··· Recorded information ···

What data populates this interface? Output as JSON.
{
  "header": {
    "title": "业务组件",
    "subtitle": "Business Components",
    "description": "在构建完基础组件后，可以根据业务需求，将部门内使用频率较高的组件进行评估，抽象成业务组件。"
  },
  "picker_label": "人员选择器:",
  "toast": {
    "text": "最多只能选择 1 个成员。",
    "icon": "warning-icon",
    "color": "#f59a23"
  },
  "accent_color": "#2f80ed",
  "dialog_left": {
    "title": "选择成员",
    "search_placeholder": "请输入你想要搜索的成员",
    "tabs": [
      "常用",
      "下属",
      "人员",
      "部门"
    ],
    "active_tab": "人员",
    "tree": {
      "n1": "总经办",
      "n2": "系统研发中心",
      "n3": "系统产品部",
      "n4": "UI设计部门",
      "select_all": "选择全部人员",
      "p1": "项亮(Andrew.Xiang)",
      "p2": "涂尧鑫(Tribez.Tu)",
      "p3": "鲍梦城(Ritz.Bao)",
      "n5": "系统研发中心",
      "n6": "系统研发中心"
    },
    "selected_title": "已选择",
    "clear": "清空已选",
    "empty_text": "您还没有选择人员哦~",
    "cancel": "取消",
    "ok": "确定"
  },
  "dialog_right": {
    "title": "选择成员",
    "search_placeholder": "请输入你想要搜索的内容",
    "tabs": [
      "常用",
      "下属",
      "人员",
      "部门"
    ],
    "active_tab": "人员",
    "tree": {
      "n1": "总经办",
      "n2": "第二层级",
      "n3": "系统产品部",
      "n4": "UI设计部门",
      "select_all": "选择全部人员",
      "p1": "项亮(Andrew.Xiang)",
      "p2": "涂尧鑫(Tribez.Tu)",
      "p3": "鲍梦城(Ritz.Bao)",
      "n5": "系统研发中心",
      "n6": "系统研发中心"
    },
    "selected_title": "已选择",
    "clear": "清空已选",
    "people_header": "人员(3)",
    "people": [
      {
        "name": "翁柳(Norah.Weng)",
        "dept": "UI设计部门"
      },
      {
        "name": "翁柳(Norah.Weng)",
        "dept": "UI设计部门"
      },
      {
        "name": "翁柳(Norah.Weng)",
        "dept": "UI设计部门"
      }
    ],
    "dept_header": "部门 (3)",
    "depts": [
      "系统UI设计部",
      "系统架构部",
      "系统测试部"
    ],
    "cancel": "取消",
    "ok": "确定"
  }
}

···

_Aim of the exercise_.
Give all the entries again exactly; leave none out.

_Response below_.
What data populates this interface? Output as JSON.
{
  "header": {
    "title": "业务组件",
    "subtitle": "Business Components",
    "description": "在构建完基础组件后，可以根据业务需求，将部门内使用频率较高的组件进行评估，抽象成业务组件。"
  },
  "picker_label": "人员选择器:",
  "toast": {
    "text": "最多只能选择 1 个成员。",
    "icon": "warning-icon",
    "color": "#f59a23"
  },
  "accent_color": "#2f80ed",
  "dialog_left": {
    "title": "选择成员",
    "search_placeholder": "请输入你想要搜索的成员",
    "tabs": [
      "常用",
      "下属",
      "人员",
      "部门"
    ],
    "active_tab": "人员",
    "tree": {
      "n1": "总经办",
      "n2": "系统研发中心",
      "n3": "系统产品部",
      "n4": "UI设计部门",
      "select_all": "选择全部人员",
      "p1": "项亮(Andrew.Xiang)",
      "p2": "涂尧鑫(Tribez.Tu)",
      "p3": "鲍梦城(Ritz.Bao)",
      "n5": "系统研发中心",
      "n6": "系统研发中心"
    },
    "selected_title": "已选择",
    "clear": "清空已选",
    "empty_text": "您还没有选择人员哦~",
    "cancel": "取消",
    "ok": "确定"
  },
  "dialog_right": {
    "title": "选择成员",
    "search_placeholder": "请输入你想要搜索的内容",
    "tabs": [
      "常用",
      "下属",
      "人员",
      "部门"
    ],
    "active_tab": "人员",
    "tree": {
      "n1": "总经办",
      "n2": "第二层级",
      "n3": "系统产品部",
      "n4": "UI设计部门",
      "select_all": "选择全部人员",
      "p1": "项亮(Andrew.Xiang)",
      "p2": "涂尧鑫(Tribez.Tu)",
      "p3": "鲍梦城(Ritz.Bao)",
      "n5": "系统研发中心",
      "n6": "系统研发中心"
    },
    "selected_title": "已选择",
    "clear": "清空已选",
    "people_header": "人员(3)",
    "people": [
      {
        "name": "翁柳(Norah.Weng)",
        "dept": "UI设计部门"
      },
      {
        "name": "翁柳(Norah.Weng)",
        "dept": "UI设计部门"
      },
      {
        "name": "翁柳(Norah.Weng)",
        "dept": "UI设计部门"
      }
    ],
    "dept_header": "部门 (3)",
    "depts": [
      "系统UI设计部",
      "系统架构部",
      "系统测试部"
    ],
    "cancel": "取消",
    "ok": "确定"
  }
}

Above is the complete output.